Assembly Chair Christopher Constant, who was on the Assembly when it approved the initial measure and who represents the downtown business district, said the onus is on developers to understand the extent of tax breaks permitted to municipal governments under state law.
“If his attorney told him this was allowed, then his attorney misdirected him,” Constant said of Debenham. “As hard a medicine as that is to swallow.”
Constant pointed out the original ordinance never specifies in its language the extent of the exemption.
While the municipal measure references the provision in state code, it does not explicitly mention the state’s rule. State code says local governments “may only exempt all or a portion of the amount of taxes that exceeds the amount levied on other property for the school district’s required local contribution.”

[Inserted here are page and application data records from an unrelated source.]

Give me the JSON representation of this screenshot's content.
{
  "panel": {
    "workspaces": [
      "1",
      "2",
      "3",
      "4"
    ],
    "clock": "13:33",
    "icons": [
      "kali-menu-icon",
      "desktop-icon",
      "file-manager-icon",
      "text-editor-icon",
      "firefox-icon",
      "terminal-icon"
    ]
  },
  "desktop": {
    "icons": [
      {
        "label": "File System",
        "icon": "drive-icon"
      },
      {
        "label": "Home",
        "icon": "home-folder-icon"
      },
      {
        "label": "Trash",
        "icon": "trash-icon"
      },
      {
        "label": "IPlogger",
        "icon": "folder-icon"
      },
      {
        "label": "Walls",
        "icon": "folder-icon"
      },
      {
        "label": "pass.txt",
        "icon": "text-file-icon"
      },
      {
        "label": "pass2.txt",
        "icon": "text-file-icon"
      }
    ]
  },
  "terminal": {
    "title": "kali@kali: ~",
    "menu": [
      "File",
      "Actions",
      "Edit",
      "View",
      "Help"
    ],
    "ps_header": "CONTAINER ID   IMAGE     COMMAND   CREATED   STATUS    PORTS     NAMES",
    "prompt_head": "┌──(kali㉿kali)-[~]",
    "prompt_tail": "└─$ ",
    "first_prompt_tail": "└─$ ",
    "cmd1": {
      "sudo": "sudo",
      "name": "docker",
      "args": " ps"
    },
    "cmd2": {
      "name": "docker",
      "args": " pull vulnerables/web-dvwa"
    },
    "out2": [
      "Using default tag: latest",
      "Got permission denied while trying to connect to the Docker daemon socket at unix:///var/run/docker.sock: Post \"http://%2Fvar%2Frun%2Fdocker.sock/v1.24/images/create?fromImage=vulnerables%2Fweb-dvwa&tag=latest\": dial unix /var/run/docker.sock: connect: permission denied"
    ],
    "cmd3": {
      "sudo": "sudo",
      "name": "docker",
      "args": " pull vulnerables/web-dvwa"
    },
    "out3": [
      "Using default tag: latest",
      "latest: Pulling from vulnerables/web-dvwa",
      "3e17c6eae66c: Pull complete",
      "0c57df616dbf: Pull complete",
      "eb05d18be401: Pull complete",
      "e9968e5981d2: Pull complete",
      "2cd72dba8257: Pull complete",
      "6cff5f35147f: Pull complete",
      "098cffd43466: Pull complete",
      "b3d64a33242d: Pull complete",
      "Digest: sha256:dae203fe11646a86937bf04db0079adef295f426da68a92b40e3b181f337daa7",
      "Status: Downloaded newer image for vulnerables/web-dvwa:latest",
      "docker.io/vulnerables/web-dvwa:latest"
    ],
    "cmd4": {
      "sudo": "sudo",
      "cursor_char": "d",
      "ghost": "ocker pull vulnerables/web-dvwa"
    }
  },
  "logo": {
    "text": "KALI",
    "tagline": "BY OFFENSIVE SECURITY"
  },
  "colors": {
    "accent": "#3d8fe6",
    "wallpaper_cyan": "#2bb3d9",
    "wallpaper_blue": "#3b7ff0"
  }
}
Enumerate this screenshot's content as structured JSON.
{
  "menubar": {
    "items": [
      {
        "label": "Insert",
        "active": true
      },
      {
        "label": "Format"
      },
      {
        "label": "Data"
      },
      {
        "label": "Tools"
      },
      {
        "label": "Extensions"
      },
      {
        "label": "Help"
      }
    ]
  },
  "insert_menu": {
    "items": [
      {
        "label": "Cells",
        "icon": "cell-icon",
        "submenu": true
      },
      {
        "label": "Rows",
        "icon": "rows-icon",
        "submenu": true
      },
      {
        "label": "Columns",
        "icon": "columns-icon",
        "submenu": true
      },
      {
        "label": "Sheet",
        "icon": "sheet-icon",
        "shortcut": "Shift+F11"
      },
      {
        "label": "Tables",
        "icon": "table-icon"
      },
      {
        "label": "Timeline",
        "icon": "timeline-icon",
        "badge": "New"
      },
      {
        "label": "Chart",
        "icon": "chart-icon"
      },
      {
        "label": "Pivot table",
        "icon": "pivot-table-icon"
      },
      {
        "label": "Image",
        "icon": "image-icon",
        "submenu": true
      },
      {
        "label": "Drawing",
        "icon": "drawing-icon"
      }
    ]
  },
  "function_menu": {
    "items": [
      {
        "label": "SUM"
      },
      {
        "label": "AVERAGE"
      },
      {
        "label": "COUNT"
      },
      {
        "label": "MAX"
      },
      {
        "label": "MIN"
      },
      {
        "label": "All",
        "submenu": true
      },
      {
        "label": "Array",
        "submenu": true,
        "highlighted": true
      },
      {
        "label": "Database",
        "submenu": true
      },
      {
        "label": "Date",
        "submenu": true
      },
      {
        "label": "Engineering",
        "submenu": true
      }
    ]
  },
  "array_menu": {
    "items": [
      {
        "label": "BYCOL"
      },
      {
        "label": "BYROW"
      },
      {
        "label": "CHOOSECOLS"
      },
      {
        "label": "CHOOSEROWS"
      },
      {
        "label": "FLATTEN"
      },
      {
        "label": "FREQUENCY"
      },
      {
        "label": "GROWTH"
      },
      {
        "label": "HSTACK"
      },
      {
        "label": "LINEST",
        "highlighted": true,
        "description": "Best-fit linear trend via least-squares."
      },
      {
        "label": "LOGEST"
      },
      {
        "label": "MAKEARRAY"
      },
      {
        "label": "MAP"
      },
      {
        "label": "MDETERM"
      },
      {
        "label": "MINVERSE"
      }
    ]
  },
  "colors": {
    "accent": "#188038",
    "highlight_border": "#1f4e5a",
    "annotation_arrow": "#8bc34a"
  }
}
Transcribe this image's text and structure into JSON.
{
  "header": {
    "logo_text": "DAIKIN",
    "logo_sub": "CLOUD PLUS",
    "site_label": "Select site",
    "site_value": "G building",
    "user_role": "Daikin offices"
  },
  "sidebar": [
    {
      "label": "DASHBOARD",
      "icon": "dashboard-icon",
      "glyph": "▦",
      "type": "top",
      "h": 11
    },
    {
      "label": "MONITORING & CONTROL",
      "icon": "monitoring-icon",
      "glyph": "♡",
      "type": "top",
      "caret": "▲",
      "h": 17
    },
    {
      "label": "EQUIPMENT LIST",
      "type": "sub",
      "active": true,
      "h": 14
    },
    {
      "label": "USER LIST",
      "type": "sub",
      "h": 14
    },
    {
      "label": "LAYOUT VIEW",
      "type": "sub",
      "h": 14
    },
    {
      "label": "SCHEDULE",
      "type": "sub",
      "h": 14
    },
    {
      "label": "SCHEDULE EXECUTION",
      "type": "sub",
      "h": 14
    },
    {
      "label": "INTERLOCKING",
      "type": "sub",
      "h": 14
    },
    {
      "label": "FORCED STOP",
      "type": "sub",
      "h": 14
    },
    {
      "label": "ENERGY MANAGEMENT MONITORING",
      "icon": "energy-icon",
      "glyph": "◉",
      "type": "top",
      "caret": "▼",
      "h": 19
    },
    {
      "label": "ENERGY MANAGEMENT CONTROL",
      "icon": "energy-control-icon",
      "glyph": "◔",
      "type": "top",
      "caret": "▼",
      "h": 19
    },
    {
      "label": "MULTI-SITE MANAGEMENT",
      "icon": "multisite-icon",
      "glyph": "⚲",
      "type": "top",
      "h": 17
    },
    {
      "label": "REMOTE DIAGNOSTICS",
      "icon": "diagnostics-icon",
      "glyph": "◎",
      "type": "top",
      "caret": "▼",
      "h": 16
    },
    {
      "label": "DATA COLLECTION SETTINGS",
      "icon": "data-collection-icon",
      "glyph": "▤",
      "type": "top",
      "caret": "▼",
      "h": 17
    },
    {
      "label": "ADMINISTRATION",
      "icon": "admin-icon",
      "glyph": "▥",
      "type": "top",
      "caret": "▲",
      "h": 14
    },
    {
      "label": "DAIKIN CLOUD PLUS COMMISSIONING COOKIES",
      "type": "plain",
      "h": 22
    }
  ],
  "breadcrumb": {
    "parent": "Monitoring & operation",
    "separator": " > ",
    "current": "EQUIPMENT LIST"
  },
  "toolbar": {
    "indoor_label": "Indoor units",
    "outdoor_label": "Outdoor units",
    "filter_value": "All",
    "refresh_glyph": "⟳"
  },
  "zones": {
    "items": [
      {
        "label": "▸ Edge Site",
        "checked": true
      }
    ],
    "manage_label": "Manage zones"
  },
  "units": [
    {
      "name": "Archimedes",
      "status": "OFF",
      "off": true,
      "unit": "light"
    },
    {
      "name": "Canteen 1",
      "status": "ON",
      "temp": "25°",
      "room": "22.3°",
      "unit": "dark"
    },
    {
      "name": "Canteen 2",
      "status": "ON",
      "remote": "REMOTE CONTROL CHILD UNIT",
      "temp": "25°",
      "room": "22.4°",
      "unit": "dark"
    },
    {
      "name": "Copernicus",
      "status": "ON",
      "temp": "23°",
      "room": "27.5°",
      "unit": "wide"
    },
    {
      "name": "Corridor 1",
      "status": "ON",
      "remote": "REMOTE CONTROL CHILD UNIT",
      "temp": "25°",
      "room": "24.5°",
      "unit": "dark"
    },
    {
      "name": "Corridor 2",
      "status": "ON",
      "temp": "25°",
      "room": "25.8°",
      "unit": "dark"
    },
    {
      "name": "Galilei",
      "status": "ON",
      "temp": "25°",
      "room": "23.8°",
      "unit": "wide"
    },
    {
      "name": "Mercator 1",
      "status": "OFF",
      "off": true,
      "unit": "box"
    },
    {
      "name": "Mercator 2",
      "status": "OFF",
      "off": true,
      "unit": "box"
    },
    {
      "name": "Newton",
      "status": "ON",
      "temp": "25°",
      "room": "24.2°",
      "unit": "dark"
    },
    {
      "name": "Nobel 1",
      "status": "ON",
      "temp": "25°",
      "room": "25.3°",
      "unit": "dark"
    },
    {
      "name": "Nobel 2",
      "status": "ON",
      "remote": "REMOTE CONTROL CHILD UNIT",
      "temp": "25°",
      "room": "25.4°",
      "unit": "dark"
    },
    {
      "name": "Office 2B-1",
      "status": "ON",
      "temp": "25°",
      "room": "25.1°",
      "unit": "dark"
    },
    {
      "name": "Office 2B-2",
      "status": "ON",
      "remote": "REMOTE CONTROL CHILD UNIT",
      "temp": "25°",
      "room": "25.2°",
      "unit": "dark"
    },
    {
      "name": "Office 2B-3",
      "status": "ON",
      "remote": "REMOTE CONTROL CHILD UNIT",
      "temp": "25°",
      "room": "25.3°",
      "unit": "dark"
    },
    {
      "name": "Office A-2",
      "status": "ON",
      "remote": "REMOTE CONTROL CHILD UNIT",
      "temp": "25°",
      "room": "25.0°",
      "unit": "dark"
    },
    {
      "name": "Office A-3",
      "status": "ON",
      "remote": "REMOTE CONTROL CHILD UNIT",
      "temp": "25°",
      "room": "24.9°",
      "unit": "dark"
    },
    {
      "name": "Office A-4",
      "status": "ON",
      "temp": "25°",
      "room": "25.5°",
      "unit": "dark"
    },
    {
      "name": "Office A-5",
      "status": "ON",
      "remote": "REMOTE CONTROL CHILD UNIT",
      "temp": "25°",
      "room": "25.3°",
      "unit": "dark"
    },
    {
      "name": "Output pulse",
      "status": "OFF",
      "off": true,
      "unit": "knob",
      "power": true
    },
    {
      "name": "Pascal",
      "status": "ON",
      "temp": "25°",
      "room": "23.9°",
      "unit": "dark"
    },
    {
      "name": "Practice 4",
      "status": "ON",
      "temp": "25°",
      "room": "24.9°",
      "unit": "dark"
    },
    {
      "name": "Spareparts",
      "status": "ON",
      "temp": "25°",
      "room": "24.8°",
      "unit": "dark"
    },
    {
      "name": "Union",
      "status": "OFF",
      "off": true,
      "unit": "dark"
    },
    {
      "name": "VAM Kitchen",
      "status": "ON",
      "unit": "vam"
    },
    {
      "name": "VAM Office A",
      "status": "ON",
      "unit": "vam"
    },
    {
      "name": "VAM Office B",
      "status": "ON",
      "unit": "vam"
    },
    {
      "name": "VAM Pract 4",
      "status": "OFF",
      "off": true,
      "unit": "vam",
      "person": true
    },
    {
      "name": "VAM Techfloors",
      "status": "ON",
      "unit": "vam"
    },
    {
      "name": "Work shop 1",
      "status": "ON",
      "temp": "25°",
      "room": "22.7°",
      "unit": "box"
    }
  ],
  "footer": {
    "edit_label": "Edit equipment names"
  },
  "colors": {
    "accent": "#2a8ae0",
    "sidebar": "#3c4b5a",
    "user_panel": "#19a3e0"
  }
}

Debenham’s position is that if the municipality did not outright mislead developers, it at least dropped the ball on adopting clear policy and clean code. He wants the Assembly and Mayor Dave Bronson’s administration to come to the table to find a resolution that helps make the developers closer to whole, either by extending the partial tax break for more years or using public money to cover the discrepancy between the full and partial exemption amounts.
At this point, he said, he has not gotten clear communication on what the tax abatement will actually cover over the 12 years following the project’s completion.
“Thus far nobody’s been willing to talk to me,” Debenham said. “That’s doing a lot of damage not only to current projects … but also any goodwill going forward.”
The Bronson administration tried to lobby for a change to the state statute in this year’s legislative session in order to offer a bigger incentive to developers.
“Unfortunately, time ran out and we were not able to get state law changed. The best course forward is to pursue a change in state law. As of right now, property owners who are receiving the exemption must pay the minimum school contribution,” Bronson spokesman Hans Rodvik said in an emailed response to questions.
He added that Block 96 is an “historic public-private partnership that involved (Anchorage Community Development Authority), the developer and the Municipality.”
“Both the Administration and Assembly remain committed to spurring development,” Rodvik said. “We are pro-development and always keep lines of communication open between the Administration and developers to resolve problems as they arise.”
Construction work continues on the Block 96 project, though Debenham said if there is no remedy to the current lack of clarity on how much the project is obligated to pay in taxes, he may have to seek resolution through the courts.
“Definitely not something we want to do,” Debenham said. “We want to work with the municipality to try to bring extra housing to Anchorage.”